Where a line in the records below includes "kirkuk", pull that line out.

§ **INFORMATION SHOWN**
↓
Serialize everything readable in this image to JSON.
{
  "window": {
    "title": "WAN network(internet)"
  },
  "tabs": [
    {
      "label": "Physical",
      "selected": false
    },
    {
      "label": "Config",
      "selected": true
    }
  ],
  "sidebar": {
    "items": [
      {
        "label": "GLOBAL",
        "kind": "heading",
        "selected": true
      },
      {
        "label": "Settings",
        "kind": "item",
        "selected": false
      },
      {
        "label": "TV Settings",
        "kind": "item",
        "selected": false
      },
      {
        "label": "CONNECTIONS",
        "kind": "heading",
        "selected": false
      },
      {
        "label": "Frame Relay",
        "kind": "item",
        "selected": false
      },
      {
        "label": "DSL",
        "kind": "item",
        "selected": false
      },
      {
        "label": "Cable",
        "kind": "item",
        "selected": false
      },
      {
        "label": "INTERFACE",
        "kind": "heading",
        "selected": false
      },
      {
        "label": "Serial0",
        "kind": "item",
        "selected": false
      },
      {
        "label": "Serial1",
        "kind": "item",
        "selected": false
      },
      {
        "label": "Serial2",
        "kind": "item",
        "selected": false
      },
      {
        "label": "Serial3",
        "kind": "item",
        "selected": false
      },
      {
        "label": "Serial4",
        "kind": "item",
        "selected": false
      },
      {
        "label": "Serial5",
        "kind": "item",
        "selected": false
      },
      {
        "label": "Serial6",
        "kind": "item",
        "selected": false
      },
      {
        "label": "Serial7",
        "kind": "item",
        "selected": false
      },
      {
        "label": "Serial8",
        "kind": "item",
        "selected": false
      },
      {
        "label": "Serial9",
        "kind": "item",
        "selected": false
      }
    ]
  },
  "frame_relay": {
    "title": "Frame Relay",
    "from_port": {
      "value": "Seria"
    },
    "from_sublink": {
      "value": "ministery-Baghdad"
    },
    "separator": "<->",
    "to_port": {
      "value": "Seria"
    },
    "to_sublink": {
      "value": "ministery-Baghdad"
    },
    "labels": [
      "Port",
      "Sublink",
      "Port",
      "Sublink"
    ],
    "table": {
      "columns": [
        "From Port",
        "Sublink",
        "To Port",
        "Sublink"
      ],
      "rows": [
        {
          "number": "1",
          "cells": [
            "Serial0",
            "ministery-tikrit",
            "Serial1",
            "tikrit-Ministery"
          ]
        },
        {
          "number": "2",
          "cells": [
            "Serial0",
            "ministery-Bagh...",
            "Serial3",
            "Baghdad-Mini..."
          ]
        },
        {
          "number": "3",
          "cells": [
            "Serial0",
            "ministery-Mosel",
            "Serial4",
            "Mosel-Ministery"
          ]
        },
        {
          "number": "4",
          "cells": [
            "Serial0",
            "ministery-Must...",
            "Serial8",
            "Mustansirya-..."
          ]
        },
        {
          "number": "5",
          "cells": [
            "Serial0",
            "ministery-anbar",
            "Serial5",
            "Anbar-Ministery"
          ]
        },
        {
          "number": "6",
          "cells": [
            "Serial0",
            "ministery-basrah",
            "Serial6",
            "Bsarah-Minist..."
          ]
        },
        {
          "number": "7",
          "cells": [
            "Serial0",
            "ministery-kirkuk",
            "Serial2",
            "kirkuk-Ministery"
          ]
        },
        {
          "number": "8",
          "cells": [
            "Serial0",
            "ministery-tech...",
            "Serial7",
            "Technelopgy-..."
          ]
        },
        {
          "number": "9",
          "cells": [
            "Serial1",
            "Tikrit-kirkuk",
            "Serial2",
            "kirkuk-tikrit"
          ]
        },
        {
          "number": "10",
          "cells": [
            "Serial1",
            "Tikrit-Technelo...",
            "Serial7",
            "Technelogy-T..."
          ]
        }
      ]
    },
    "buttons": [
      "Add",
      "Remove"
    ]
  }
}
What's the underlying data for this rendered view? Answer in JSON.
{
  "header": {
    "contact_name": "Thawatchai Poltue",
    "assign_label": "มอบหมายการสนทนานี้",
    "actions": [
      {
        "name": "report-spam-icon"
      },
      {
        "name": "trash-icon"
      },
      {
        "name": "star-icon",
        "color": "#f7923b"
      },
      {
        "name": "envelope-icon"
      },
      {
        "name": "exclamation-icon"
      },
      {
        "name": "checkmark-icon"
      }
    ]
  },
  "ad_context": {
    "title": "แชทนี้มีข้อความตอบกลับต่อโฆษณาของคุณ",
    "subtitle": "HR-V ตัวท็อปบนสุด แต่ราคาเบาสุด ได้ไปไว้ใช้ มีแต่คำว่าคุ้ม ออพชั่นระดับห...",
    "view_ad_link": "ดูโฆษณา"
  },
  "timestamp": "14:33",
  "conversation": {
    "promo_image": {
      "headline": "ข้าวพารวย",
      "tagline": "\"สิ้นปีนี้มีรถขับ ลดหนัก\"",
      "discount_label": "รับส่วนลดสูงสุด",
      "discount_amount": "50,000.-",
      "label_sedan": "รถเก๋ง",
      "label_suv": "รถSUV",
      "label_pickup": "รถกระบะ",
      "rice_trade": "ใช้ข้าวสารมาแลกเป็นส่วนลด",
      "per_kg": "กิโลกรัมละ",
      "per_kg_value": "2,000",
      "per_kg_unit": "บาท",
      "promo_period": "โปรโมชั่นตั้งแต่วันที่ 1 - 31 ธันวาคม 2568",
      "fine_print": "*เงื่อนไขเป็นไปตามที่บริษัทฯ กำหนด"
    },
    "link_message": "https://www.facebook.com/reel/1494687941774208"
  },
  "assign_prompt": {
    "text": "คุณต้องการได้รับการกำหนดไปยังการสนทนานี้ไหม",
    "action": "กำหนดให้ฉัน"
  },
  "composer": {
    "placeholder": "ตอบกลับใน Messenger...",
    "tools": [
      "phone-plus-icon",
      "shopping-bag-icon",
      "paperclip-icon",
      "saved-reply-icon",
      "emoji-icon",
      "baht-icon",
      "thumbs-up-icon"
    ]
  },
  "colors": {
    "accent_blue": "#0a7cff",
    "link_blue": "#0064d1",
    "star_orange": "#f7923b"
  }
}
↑
§ **WRITTEN RESPONSE**
            "ministery-kirkuk",
            "kirkuk-Ministery"
            "Tikrit-kirkuk",
            "kirkuk-tikrit"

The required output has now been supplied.